Setting Up A Highly Available NFS Server - Page 3
6 Configure DRBD
Now we load the DRBD kernel module on both server1 and server2. We need to do this only now because afterwards it will be loaded by the DRBD init script.
Let's configure DRBD:
drbdadm up all
The last command should show something like this (on both server1 and server2):
You see that both NFS servers say that they are secondary and that the data is inconsistant. This is because no initial sync has been made yet.
I want to make server1 the primary NFS server and server2 the "hot-standby", If server1 fails, server2 takes over, and if server1 comes back then all data that has changed in the meantime is mirrored back from server2 to server1 so that data is always consistent.
This next step has to be done only on server1!
drbdadm -- --do-what-I-say primary all
Now we start the initial sync between server1 and server2 so that the data on both servers becomes consistent. On server1, we do this:
drbdadm -- connect all
The initial sync is going to take a few hours (depending on the size of /dev/sda8 (/dev/hda8...)) so please be patient.

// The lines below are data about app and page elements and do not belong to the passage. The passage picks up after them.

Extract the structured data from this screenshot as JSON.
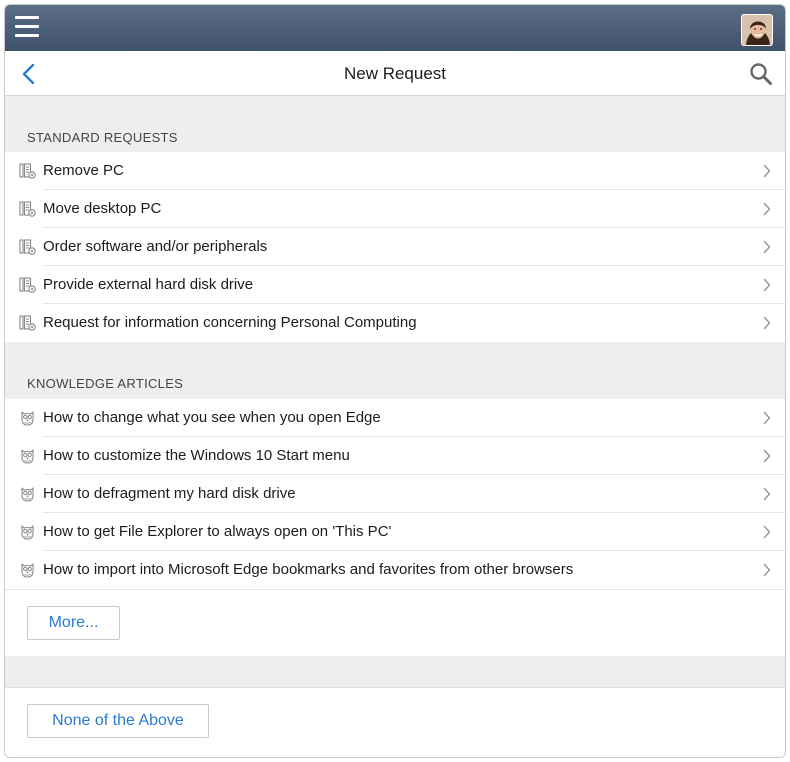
{
  "header": {
    "title": "New Request",
    "menu_icon": "hamburger-icon",
    "back_icon": "chevron-left-icon",
    "search_icon": "search-icon",
    "avatar": "user-avatar"
  },
  "standard_requests": {
    "title": "STANDARD REQUESTS",
    "icon": "request-icon",
    "items": [
      {
        "label": "Remove PC"
      },
      {
        "label": "Move desktop PC"
      },
      {
        "label": "Order software and/or peripherals"
      },
      {
        "label": "Provide external hard disk drive"
      },
      {
        "label": "Request for information concerning Personal Computing"
      }
    ]
  },
  "knowledge_articles": {
    "title": "KNOWLEDGE ARTICLES",
    "icon": "owl-icon",
    "items": [
      {
        "label": "How to change what you see when you open Edge"
      },
      {
        "label": "How to customize the Windows 10 Start menu"
      },
      {
        "label": "How to defragment my hard disk drive"
      },
      {
        "label": "How to get File Explorer to always open on 'This PC'"
      },
      {
        "label": "How to import into Microsoft Edge bookmarks and favorites from other browsers"
      }
    ],
    "more_label": "More..."
  },
  "footer": {
    "none_label": "None of the Above"
  },
  "colors": {
    "topbar": "#4a5d76",
    "accent": "#2b7bd4",
    "section_bg": "#eeeef0"
  }
}
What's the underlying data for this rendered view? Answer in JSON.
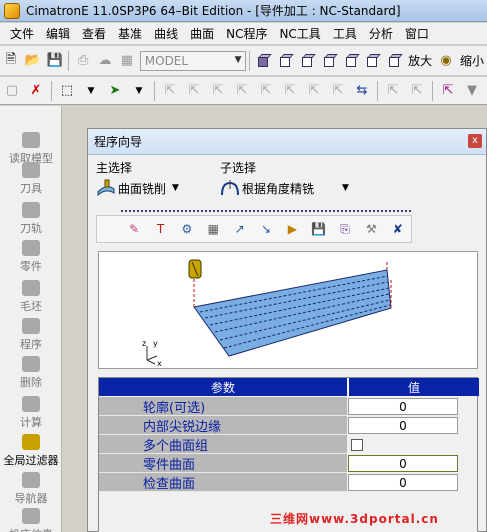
{
  "window": {
    "title": "CimatronE 11.0SP3P6 64–Bit Edition - [导件加工 : NC-Standard]"
  },
  "menu": [
    "文件",
    "编辑",
    "查看",
    "基准",
    "曲线",
    "曲面",
    "NC程序",
    "NC工具",
    "工具",
    "分析",
    "窗口"
  ],
  "toolbar1": {
    "model_combo": "MODEL",
    "zoom_in": "放大",
    "zoom_out": "缩小"
  },
  "sidebar": {
    "items": [
      {
        "label": "读取模型",
        "icon": "load-model-icon",
        "active": false
      },
      {
        "label": "刀具",
        "icon": "tool-icon",
        "active": false
      },
      {
        "label": "刀轨",
        "icon": "toolpath-icon",
        "active": false
      },
      {
        "label": "零件",
        "icon": "part-icon",
        "active": false
      },
      {
        "label": "毛坯",
        "icon": "stock-icon",
        "active": false
      },
      {
        "label": "程序",
        "icon": "program-icon",
        "active": false
      },
      {
        "label": "删除",
        "icon": "delete-icon",
        "active": false
      },
      {
        "label": "计算",
        "icon": "compute-icon",
        "active": false
      },
      {
        "label": "全局过滤器",
        "icon": "global-filter-icon",
        "active": true
      },
      {
        "label": "导航器",
        "icon": "navigator-icon",
        "active": false
      },
      {
        "label": "机床仿真",
        "icon": "machine-sim-icon",
        "active": false
      }
    ]
  },
  "dialog": {
    "title": "程序向导",
    "close": "x",
    "main_select_label": "主选择",
    "main_select_value": "曲面铣削",
    "sub_select_label": "子选择",
    "sub_select_value": "根据角度精铣",
    "preview_axes": {
      "z": "z",
      "y": "y",
      "x": "x"
    },
    "params": {
      "header_name": "参数",
      "header_value": "值",
      "rows": [
        {
          "name": "轮廓(可选)",
          "value": "0",
          "type": "number"
        },
        {
          "name": "内部尖锐边缘",
          "value": "0",
          "type": "number"
        },
        {
          "name": "多个曲面组",
          "value": "",
          "type": "checkbox"
        },
        {
          "name": "零件曲面",
          "value": "0",
          "type": "number"
        },
        {
          "name": "检查曲面",
          "value": "0",
          "type": "number"
        }
      ]
    }
  },
  "watermark": "三维网www.3dportal.cn"
}
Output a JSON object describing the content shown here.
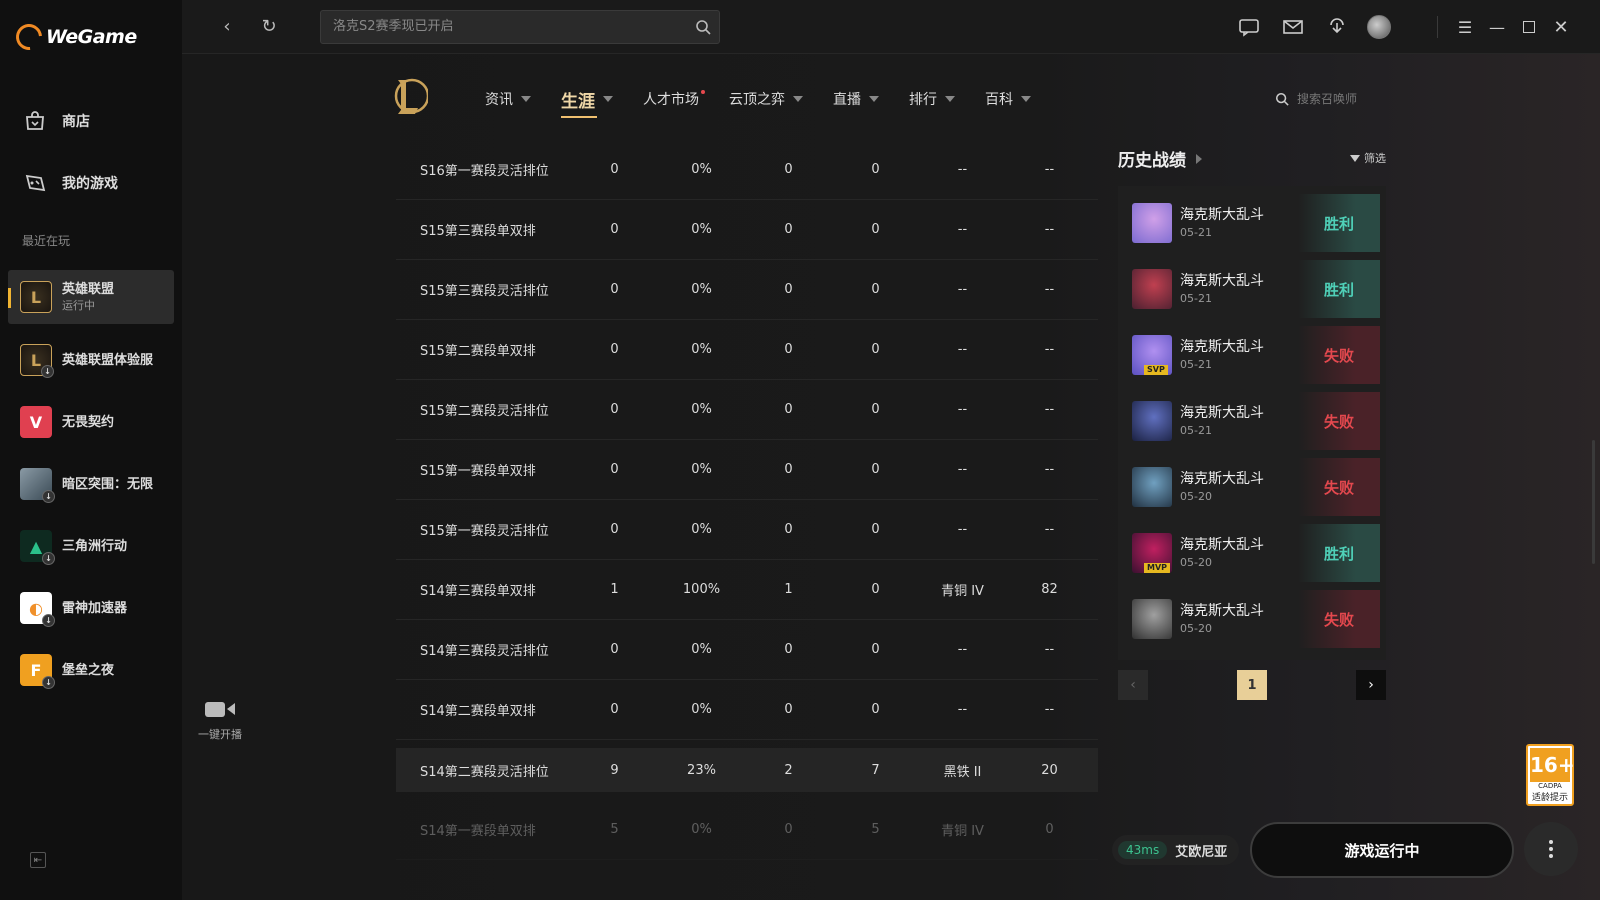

You can see the progress of the initial sync like this on server1 or server2:
The output should look like this:
When the initial sync is finished, the output should look like this:
7 Some Further NFS Configuration
NFS stores some important information (e.g. information about file locks, etc.) in /var/lib/nfs. Now what happens if server1 goes down? server2 takes over, but its information in /var/lib/nfs will be different from the information in server1's /var/lib/nfs directory. Therefore we do some tweaking so that these details will be stored on our /data partition (/dev/sda8 or /dev/hda8...) which is mirrored by DRBD between server1 and server2. So if server1 goes down server2 can use the NFS details of server1.
mount -t ext3 /dev/drbd0 /data
rm -fr /var/lib/nfs/